“If something cannot go on forever, it will stop.”
This aphorism, which is quoted with increasing frequency, was coined by Herb Stein, a great economist – and friend of Israel who, together with Stanley Fischer, was closely involved on behalf of the US government in the Economic Stabilisation Program of July 1985, that saved the Israeli economy in the mid-1980s. Stein was a very clever man, and the quote proves it. On the face of it, the idea being expressed is pretty obvious and so seemingly devoid of wisdom. However, in the economic sphere, the basic truths that are supposedly obvious need to be highlighted and repeated, sometimes endlessly, because they are so regularly ignored and/or ridiculed.
Any process that cannot go on forever will eventually stop. That was true of the house price boom in Florida and Nevada in 2005, as it was of the dot.com boom in 2000, and of countless other economic and financial phenomena throughout history. You didn’t need any special insights or knowledge to know that the housing mania that developed in the US, Ireland, Spain and elsewhere a decade ago would end in a massive bust. You did, however, need the guts to stand up to the thundering herd who were convinced that it would go on forever, and who invented ideas, concepts and a warped version of reality to ‘explain’ why that would be the case. As in most similar situations, these arguments were variations on the basic theme that “this time it’s different”.

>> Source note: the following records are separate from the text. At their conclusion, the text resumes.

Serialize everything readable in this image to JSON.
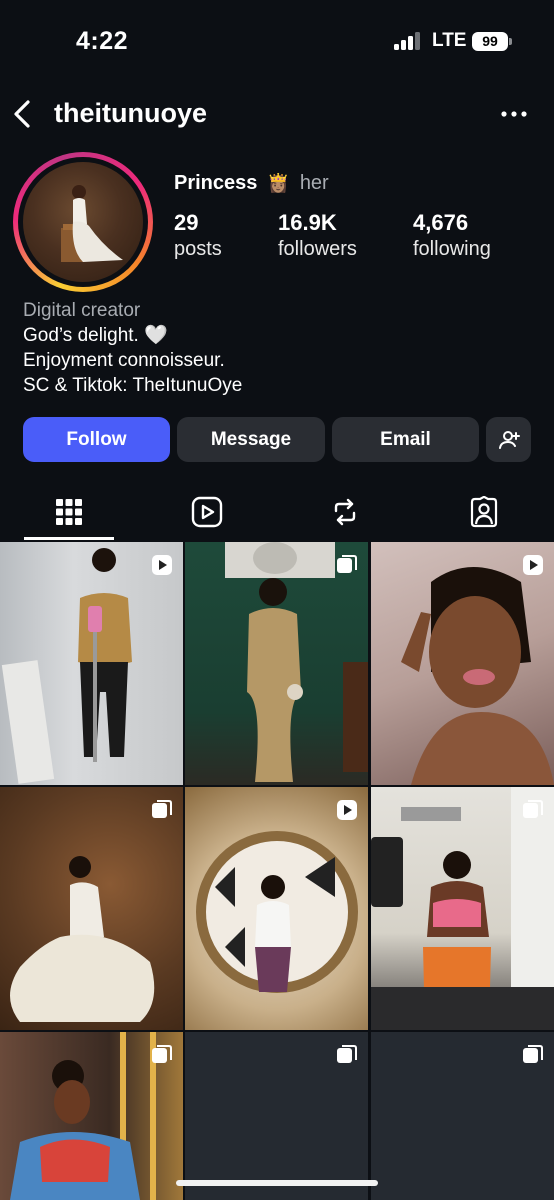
{
  "status_bar": {
    "time": "4:22",
    "network": "LTE",
    "battery": "99"
  },
  "header": {
    "username": "theitunuoye",
    "back_icon": "chevron-left-icon",
    "more_icon": "ellipsis-icon"
  },
  "profile": {
    "display_name": "Princess",
    "emoji": "👸🏽",
    "pronouns": "her",
    "stats": [
      {
        "value": "29",
        "label": "posts"
      },
      {
        "value": "16.9K",
        "label": "followers"
      },
      {
        "value": "4,676",
        "label": "following"
      }
    ],
    "bio": {
      "category": "Digital creator",
      "lines": [
        "God’s delight. 🤍",
        "Enjoyment connoisseur.",
        "SC & Tiktok: TheItunuOye"
      ]
    }
  },
  "actions": {
    "follow": "Follow",
    "message": "Message",
    "email": "Email",
    "add_user_icon": "add-user-icon"
  },
  "tabs": [
    {
      "name": "posts",
      "icon": "grid-icon",
      "selected": true
    },
    {
      "name": "reels",
      "icon": "reels-icon",
      "selected": false
    },
    {
      "name": "reposts",
      "icon": "repost-icon",
      "selected": false
    },
    {
      "name": "tagged",
      "icon": "tagged-icon",
      "selected": false
    }
  ],
  "grid": [
    {
      "type": "reel",
      "badge_icon": "reel-icon"
    },
    {
      "type": "carousel",
      "badge_icon": "carousel-icon"
    },
    {
      "type": "reel",
      "badge_icon": "reel-icon"
    },
    {
      "type": "carousel",
      "badge_icon": "carousel-icon"
    },
    {
      "type": "reel",
      "badge_icon": "reel-icon"
    },
    {
      "type": "carousel",
      "badge_icon": "carousel-icon"
    },
    {
      "type": "carousel",
      "badge_icon": "carousel-icon"
    },
    {
      "type": "carousel",
      "badge_icon": "carousel-icon"
    },
    {
      "type": "carousel",
      "badge_icon": "carousel-icon"
    }
  ],
  "colors": {
    "background": "#0c0f14",
    "follow_button": "#4a5df9",
    "secondary_button": "#2a2d33",
    "muted_text": "#a8acb2"
  }
}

But it never is. The most immediate and critical current application of what is sometimes referred to as “Stein’s law”, is with regard to the US government – and, by extension, to other governments around the world which are locked into a deficit cycle in which they borrow more and more to fund larger and larger parts of their spending. Thus it is obvious to any sensible person that the US government cannot forever run a deficit of some $100 billion per month. Therefore, this situation will stop. Once that is recognised, the discussion can turn to how it might stop, with the two main options being either a process initiated by the US government, in which it acts to reduce its borrowing requirement, either by spending less or by increasing its revenues (read taxation), or alternatively, by a process imposed on the US government from the outside – in practice, by the financial markets – to force it to stop.
However, obvious though this is, the policy of the Obama administration has been and continues to be to avoid admitting the obvious and to pretend that what cannot go on forever will nevertheless not stop – at least not in the timeframe relevant to this administration. There is nothing especially bad or stupid about the current administration in this respect, despite the demonization of the Obama people by the Republicans. Bush Jnr was as bad or worse and the basic attitude is very deeply entrenched in Washington (and Tokyo, and many other places), on both sides of the aisle.

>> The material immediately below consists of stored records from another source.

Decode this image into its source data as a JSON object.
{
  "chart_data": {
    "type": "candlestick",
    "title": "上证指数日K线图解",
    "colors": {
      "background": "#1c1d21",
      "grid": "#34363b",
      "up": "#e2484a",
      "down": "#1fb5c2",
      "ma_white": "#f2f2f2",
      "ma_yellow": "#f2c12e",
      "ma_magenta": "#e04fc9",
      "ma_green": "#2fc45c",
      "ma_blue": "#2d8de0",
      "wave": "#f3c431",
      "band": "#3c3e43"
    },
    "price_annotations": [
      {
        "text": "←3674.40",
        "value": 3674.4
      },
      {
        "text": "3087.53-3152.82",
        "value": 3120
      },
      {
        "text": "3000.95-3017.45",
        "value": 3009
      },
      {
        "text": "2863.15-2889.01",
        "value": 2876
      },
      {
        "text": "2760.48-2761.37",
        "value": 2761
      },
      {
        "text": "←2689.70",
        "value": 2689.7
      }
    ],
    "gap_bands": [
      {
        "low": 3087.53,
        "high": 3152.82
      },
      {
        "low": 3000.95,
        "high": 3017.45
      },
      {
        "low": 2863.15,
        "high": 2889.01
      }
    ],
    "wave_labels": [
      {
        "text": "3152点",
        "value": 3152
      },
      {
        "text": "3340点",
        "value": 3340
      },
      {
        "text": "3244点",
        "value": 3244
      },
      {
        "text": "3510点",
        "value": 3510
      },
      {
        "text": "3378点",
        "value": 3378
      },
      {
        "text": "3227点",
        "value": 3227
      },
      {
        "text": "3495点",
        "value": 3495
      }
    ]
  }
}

The Federal Reserve, under Greenspan and now under Bernanke, has been a willing and eager accomplice in generating, supporting and facilitating the entrenchment of the mindset that fundamentally unsustainable processes can indeed carry on forever. The methods used by the Fed, and by other central banks around the world, over the last several decades but especially since 2008, have been to supply liquidity to the financial system and thereby cover up the fact that the banking system is bust and the banking function (of lending money to businesses and households to finance investment and affordable consumption) is fundamentally broken. This has been further developed so that the central banks provide sufficient funds for the purchase of much – sometimes most, and in some cases even all – of their government’s issuance of new bonds. The pretence that the central banks are not ‘monetizing the government’s debt’ is scrupulously maintained, but the reality is that without the various mechanisms employed, that debt would either not be sold at all or, more likely, would need to offer much higher interest rates to attract investors.

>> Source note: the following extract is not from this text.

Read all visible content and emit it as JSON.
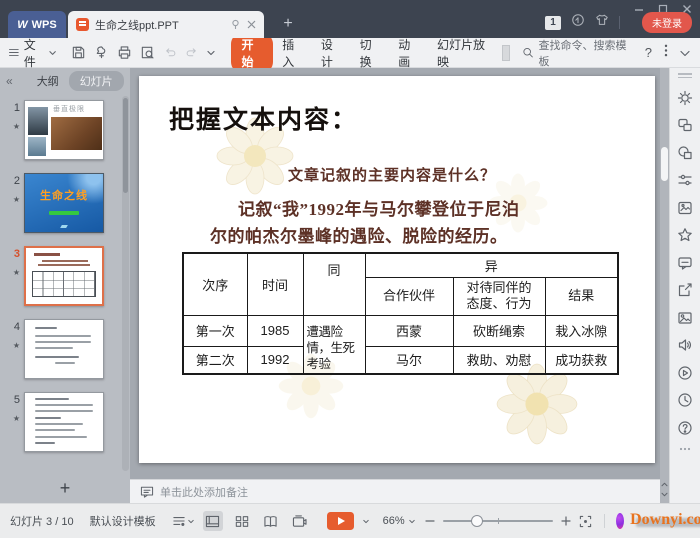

As this column has noted many times over the past few years, the entire edifice of the financial markets has become warped by the vast pools of liquidity being created by the central banks. However, like all addictions, the free-money drug requires ever-greater doses to have the same effect, while the side-effects become more harmful as the dosage increases – and as the negative side-effects accumulate over time. The markets are now so hooked on central bank-provided liquidity that the merest mention of the possibility of reducing – let alone ending – the dosage causes tremors and traumas.
That is what has happened in the markets over the last couple of days, in response to publication of the minutes of the Fed’s most recent discussion of the future path of what it terms, euphemistically, as ‘accomodative’ monetary policy. Nothing has been decided and no action has been taken, nor is any likely in the near term. But no matter. The mere mention of the idea that the free-money policy is ultimately unsustainable is totally unpalatable to the markets.